  • Help shorten the duration of cold symptoms by two or three days compared to those who don’t take zinc supplements.
  • Help reduce the severity of symptoms in the first three days. But after that initial reduction, zinc supplements did not reduce the severity of overall symptoms.

How to Take Zinc for Colds

Doctors won’t recommend zinc for the common cold until there is more data to support using it. So there aren’t any standard guidelines for using zinc for colds. Based on the research to date, here’s how to take zinc to potentially shorten your cold symptoms:

  • Start taking oral zinc lozenges within 24 hours of first feeling cold symptoms.
  • Take a total of 80 mg to 92 mg per day. That’s the amount used in several studies that showed benefit of zinc lozenges.
  • Don’t take them longer than two weeks. Long-term use of zinc, especially in high doses, can cause several problems. This includes copper deficiency, increase in urinary tract infections, and even reduced immune function.
  • Avoid using zinc nasal sprays. These can cause you to lose your sense of smell, either long-term or permanently. It’s a serious side effect known as anosmia.

Are Zinc Supplements Safe?

When taken for a short period of time and in low doses, zinc appears safe. But because zinc is a trace mineral and most people get enough zinc in their diet, it’s possible to get too much zinc even from low-dose supplements.

Taking too much zinc can cause metallic taste, nausea, vomiting, diarrhea, headaches, abdominal cramps, and loss of appetite.

“The medical community is always on the search for a way to better treat the symptoms of the common cold, and zinc and other supplements are no exception. This is likely a safe option for you to try in addition to staying well hydrated and getting adequate rest,” says Alyssa D’Addezio, MD of Greater Pittsburgh Medical Associates-UPMC.

So, what is too much zinc? For men and women ages 19 and older, experts advise that 40 mg of zinc is the tolerable upper limit (UL). That’s the amount you shouldn’t go over unless you are using zinc for medical treatment and under a doctor’s care.

Long-term use of zinc lozenges above the UL increases your risk of serious side effects.

Zinc may also interfere with other medications you are taking. These include antibiotics, penicillin, and diuretics. If you are taking antibiotics for a bacterial infection, don’t take zinc.

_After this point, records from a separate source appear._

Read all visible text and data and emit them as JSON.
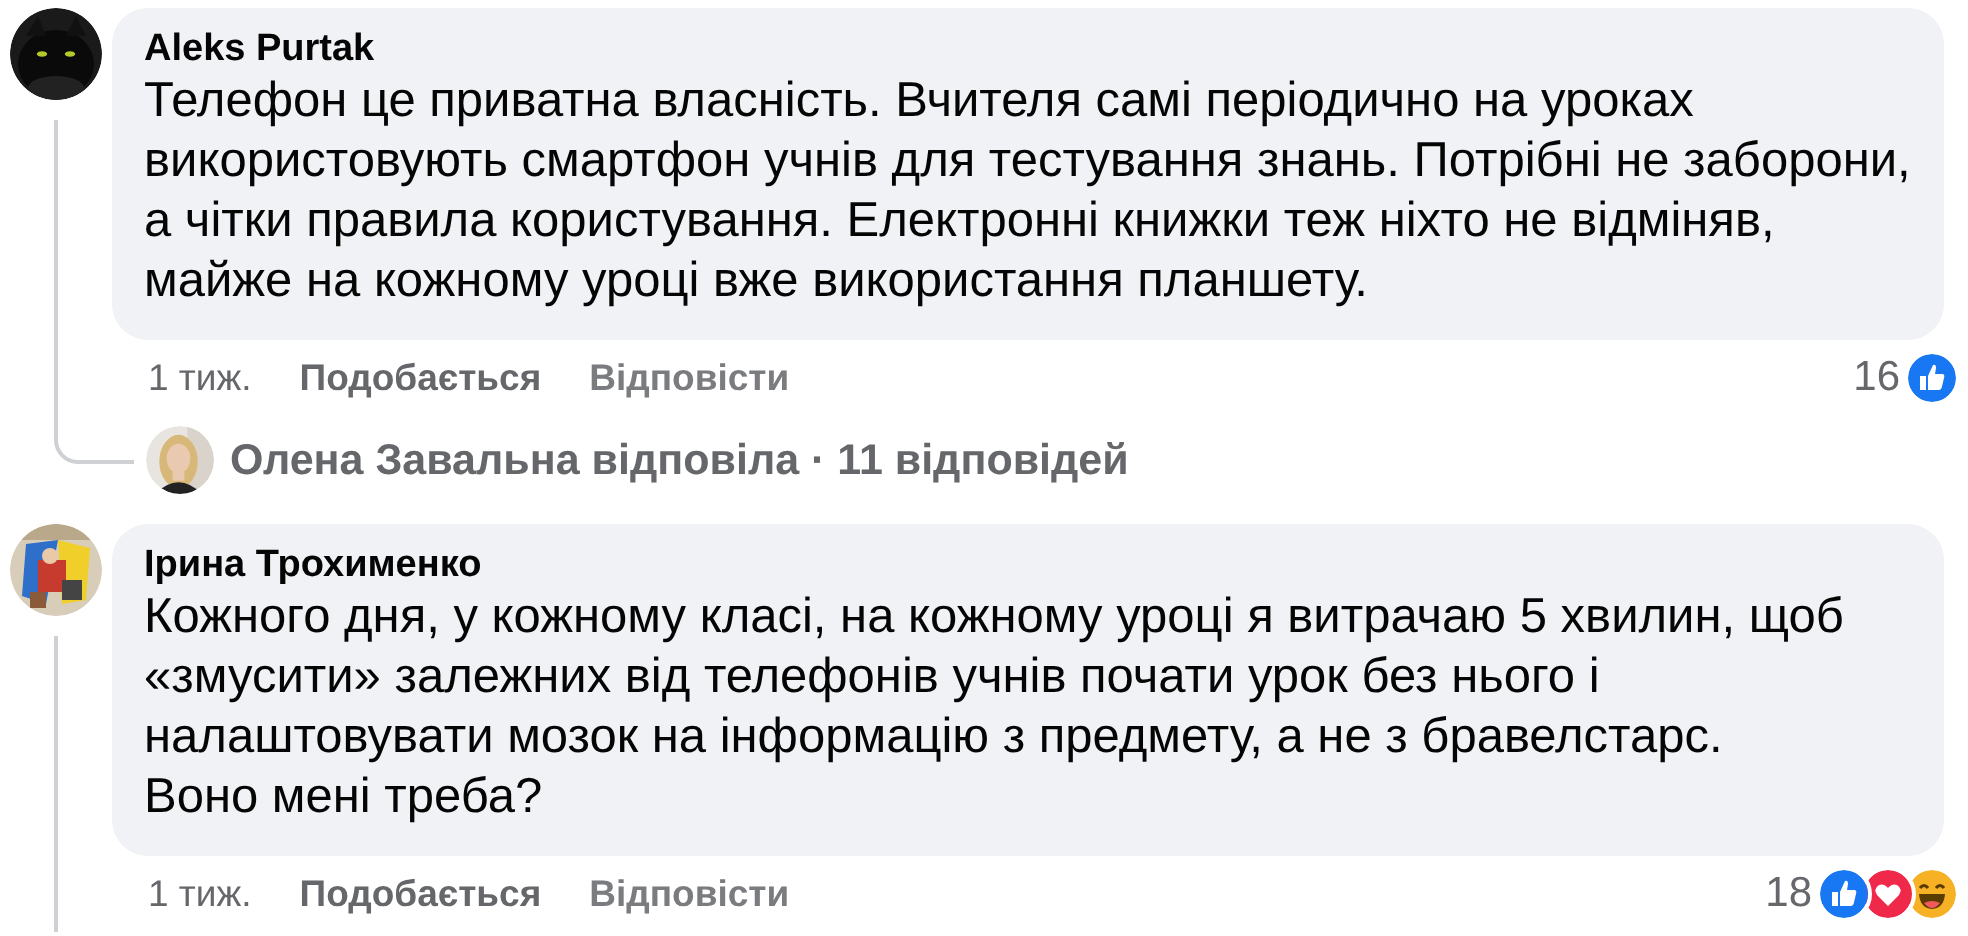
{
  "comments": [
    {
      "author": "Aleks Purtak",
      "avatar": {
        "kind": "picture"
      },
      "text": "Телефон це приватна власність. Вчителя самі періодично на уроках використовують смартфон учнів для тестування знань. Потрібні не заборони, а чітки правила користування. Електронні книжки теж ніхто не відміняв, майже на кожному уроці вже використання планшету.",
      "time": "1 тиж.",
      "actions": [
        "Подобається",
        "Відповісти"
      ],
      "reaction_count": "16",
      "reactions": [
        {
          "kind": "like"
        }
      ],
      "replies_summary": {
        "avatar": {
          "kind": "picture"
        },
        "text": "Олена Завальна відповіла · 11 відповідей"
      }
    },
    {
      "author": "Ірина Трохименко",
      "avatar": {
        "kind": "picture"
      },
      "text": "Кожного дня, у кожному класі, на кожному уроці я витрачаю 5 хвилин, щоб «змусити» залежних від телефонів учнів почати урок без нього і налаштовувати мозок на інформацію з предмету, а не з бравелстарс.\nВоно мені треба?",
      "time": "1 тиж.",
      "actions": [
        "Подобається",
        "Відповісти"
      ],
      "reaction_count": "18",
      "reactions": [
        {
          "kind": "like"
        },
        {
          "kind": "love"
        },
        {
          "kind": "haha"
        }
      ]
    }
  ]
}
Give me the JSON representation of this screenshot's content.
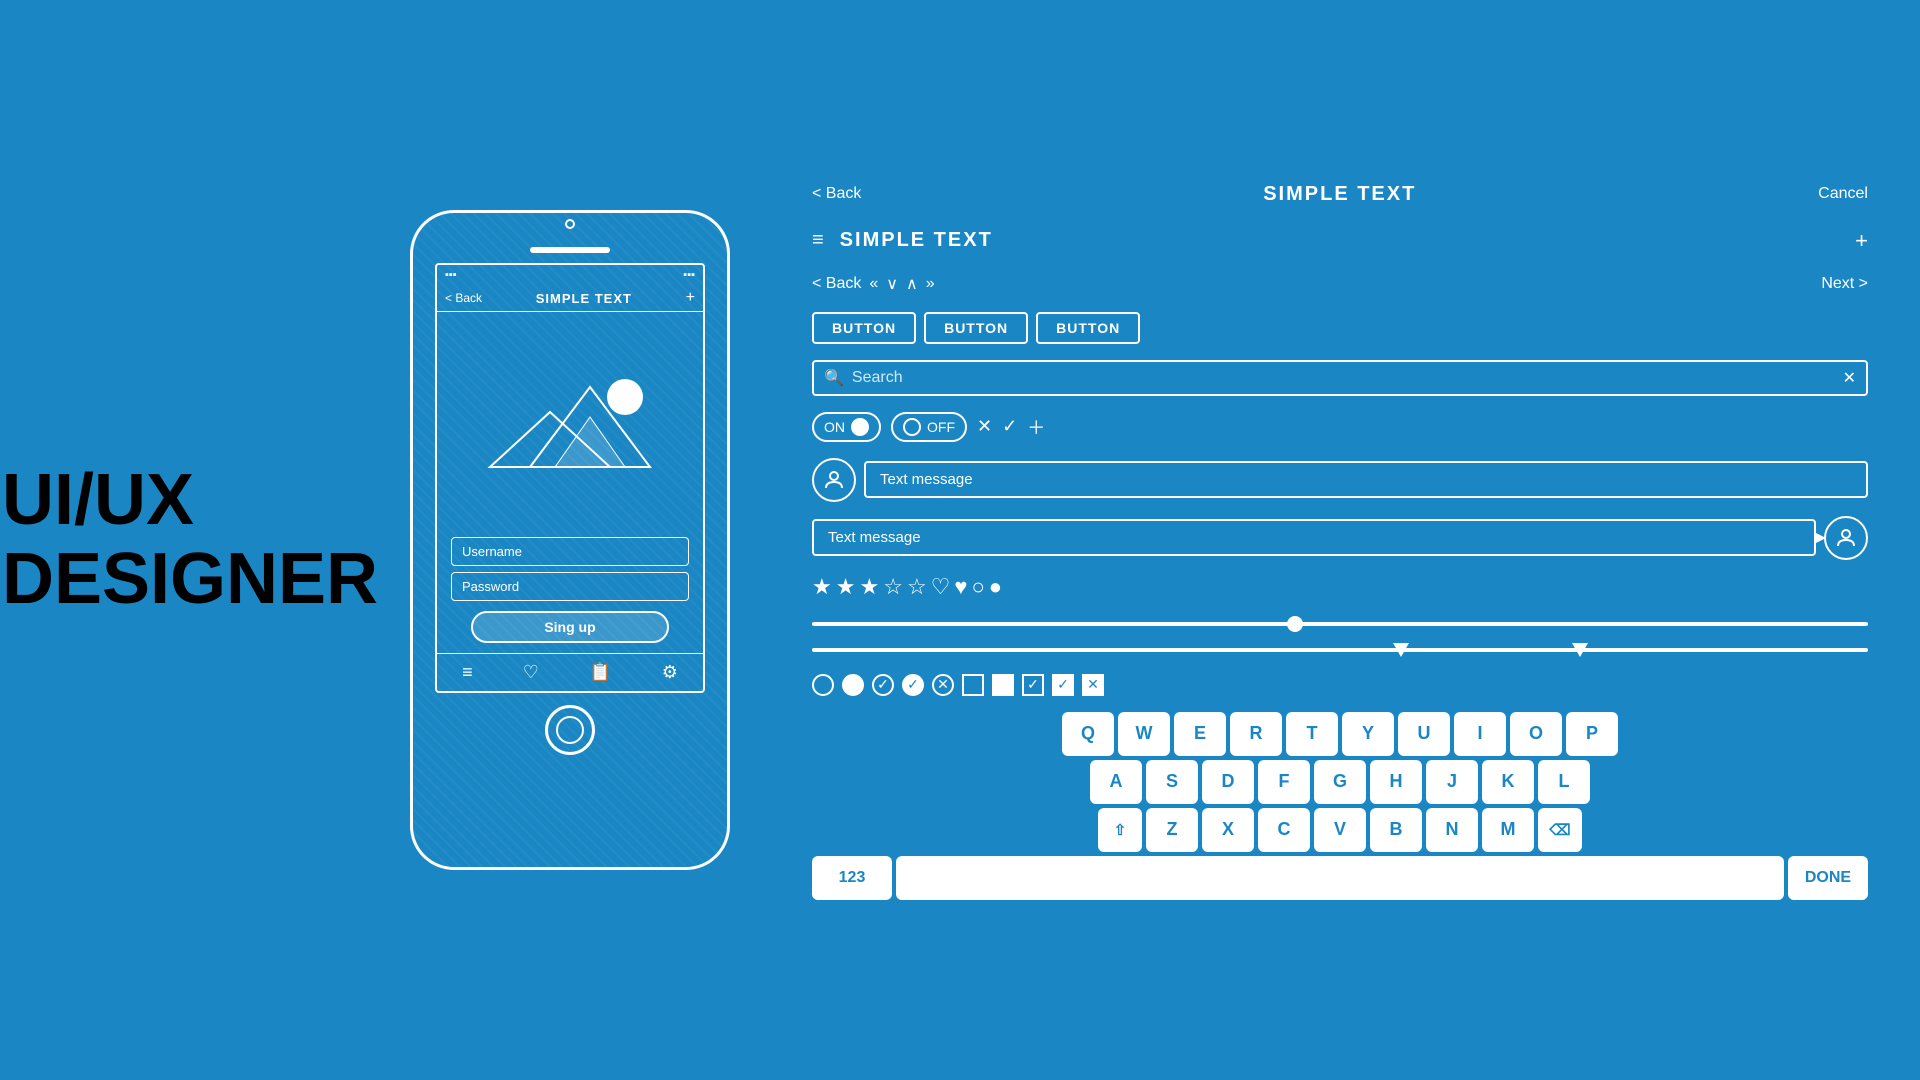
{
  "hero": {
    "title_line1": "UI/UX",
    "title_line2": "DESIGNER"
  },
  "phone": {
    "status_signal": "▪▪▪",
    "status_battery": "▪▪▪",
    "nav_back": "< Back",
    "nav_title": "SIMPLE TEXT",
    "nav_plus": "+",
    "username_placeholder": "Username",
    "password_placeholder": "Password",
    "signup_button": "Sing up",
    "bottom_nav": [
      "≡",
      "♡",
      "📋",
      "⚙"
    ]
  },
  "ui_kit": {
    "nav1": {
      "back": "< Back",
      "title": "SIMPLE TEXT",
      "cancel": "Cancel"
    },
    "nav2": {
      "menu": "≡",
      "title": "SIMPLE TEXT",
      "plus": "+"
    },
    "nav3": {
      "back": "< Back",
      "prev_prev": "«",
      "down": "∨",
      "up": "∧",
      "next_next": "»",
      "next": "Next >"
    },
    "buttons": [
      "BUTTON",
      "BUTTON",
      "BUTTON"
    ],
    "search": {
      "placeholder": "Search",
      "close": "✕"
    },
    "toggle_on": "ON",
    "toggle_off": "OFF",
    "chat": {
      "message1": "Text message",
      "message2": "Text message"
    },
    "keyboard": {
      "row1": [
        "Q",
        "W",
        "E",
        "R",
        "T",
        "Y",
        "U",
        "I",
        "O",
        "P"
      ],
      "row2": [
        "A",
        "S",
        "D",
        "F",
        "G",
        "H",
        "J",
        "K",
        "L"
      ],
      "row3_prefix": "⇧",
      "row3": [
        "Z",
        "X",
        "C",
        "V",
        "B",
        "N",
        "M"
      ],
      "row3_suffix": "⌫",
      "num_label": "123",
      "done_label": "DONE"
    }
  }
}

Oral zinc lozenges can cause nausea or gastrointestinal issues. If you have these side effects, stop taking zinc. It could be a sign that you’re taking too much.

Talk to your doctor to find out whether zinc may help you during a cold. Your doctor can also give you other tips on how to feel better during a cold.

Sources

Common Colds: Protect Yourself and Your Family. Centers for Disease Control and Prevention. Link.

Zinc: Fact Sheet for Consumers. National Institute of Health. Office of Dietary Supplements. Link.

Zinc: Fact Sheet for Health Professionals. National Institute of Health. Office of Dietary Supplements. Link.

The Common Cold and Complementary Health Approaches. NCCIH Clinical Digest. National Center for Complementary and Integrative Health. Link.

About UPMC

Headquartered in Pittsburgh, UPMC is a world-renowned health care provider and insurer. We operate 40 hospitals and 800 doctors’ offices and outpatient centers, with locations throughout Pennsylvania, Maryland, New York, West Virginia, and internationally. We employ 4,900 physicians, and we are leaders in clinical care, groundbreaking research, and treatment breakthroughs. U.S. News & World Report consistently ranks UPMC Presbyterian Shadyside as one of the nation’s best hospitals in many specialties and ranks UPMC Children’s Hospital of Pittsburgh on its Honor Roll of America’s Best Children’s Hospitals. We are dedicated to providing Life Changing Medicine to our communities.